• [What you have to do]: Lines that include the string "filename" are the ones to copy from the entries below.

• [Data shown]:
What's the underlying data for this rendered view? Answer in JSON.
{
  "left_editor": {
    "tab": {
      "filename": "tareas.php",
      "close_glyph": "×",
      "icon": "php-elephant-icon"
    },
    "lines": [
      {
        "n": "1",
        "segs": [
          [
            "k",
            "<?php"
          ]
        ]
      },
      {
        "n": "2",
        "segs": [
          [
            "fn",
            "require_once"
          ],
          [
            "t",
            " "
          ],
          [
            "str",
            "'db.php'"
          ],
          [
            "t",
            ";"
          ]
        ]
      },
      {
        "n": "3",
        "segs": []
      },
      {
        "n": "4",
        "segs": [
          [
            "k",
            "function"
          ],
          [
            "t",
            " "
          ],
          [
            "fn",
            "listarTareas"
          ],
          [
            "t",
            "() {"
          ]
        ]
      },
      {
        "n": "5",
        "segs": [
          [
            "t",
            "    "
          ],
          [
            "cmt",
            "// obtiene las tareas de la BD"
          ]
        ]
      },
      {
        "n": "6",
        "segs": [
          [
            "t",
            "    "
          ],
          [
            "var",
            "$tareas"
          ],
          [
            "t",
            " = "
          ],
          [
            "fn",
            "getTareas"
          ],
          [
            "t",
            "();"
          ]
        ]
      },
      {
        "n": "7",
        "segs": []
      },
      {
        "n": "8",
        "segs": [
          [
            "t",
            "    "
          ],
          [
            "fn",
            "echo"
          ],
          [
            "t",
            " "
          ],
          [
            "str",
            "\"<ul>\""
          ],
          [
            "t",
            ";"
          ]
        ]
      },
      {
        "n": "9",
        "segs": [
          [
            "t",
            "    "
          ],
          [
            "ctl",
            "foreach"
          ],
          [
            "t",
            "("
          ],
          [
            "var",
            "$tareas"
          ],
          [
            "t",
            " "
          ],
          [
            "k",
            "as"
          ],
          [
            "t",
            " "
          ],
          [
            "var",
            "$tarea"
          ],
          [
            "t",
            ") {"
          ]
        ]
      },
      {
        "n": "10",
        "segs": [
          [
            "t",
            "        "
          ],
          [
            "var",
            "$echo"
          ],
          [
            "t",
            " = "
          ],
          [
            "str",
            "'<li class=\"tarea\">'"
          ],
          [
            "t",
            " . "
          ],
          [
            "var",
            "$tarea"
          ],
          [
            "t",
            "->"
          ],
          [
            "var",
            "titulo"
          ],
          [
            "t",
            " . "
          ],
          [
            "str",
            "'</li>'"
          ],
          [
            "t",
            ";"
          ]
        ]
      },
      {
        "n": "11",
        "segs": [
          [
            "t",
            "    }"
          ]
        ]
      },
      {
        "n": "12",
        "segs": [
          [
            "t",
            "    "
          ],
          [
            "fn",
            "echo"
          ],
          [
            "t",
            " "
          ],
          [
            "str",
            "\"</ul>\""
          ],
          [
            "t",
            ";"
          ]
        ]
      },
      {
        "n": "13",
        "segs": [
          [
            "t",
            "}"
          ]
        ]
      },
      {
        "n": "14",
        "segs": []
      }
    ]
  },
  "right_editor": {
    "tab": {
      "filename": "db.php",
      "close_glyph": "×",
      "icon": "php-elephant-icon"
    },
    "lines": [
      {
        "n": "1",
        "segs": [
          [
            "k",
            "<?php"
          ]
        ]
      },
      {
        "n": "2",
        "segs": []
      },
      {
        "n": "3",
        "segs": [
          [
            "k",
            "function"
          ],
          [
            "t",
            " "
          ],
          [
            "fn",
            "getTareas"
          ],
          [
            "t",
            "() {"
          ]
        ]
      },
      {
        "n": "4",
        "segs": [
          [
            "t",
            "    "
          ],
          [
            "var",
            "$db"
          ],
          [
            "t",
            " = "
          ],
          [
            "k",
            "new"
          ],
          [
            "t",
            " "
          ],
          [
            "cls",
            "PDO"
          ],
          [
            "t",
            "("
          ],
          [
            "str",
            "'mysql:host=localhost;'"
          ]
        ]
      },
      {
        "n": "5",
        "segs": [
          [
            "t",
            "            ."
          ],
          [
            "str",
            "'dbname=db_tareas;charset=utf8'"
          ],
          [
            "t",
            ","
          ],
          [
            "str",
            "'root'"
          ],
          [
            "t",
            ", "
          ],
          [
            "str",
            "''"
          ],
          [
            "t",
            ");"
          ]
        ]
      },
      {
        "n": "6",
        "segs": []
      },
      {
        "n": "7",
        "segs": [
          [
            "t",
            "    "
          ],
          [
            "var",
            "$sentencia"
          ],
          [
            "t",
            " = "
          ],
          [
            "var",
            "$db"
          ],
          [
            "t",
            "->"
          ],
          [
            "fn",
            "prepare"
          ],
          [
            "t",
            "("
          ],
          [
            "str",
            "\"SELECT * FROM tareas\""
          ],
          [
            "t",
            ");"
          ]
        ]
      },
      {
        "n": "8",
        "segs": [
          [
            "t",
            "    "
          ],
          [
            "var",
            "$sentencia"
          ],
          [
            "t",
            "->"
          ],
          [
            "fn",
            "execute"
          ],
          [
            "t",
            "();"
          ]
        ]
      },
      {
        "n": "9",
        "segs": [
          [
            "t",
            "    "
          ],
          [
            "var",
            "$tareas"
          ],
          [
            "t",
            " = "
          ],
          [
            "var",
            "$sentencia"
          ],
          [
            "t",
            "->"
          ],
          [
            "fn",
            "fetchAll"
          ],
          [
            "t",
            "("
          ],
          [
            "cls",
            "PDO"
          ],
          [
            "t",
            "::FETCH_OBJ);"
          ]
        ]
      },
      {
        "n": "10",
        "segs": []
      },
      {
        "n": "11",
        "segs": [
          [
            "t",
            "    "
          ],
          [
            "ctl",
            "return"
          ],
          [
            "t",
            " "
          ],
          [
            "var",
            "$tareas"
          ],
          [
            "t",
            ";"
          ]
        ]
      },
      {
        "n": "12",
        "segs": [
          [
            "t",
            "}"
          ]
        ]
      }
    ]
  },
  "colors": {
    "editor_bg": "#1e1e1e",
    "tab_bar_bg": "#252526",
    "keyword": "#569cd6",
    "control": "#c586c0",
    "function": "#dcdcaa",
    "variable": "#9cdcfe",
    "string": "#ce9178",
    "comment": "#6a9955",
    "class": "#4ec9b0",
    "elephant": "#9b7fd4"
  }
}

• [Completed task]:
      "filename": "tareas.php",
      "filename": "db.php",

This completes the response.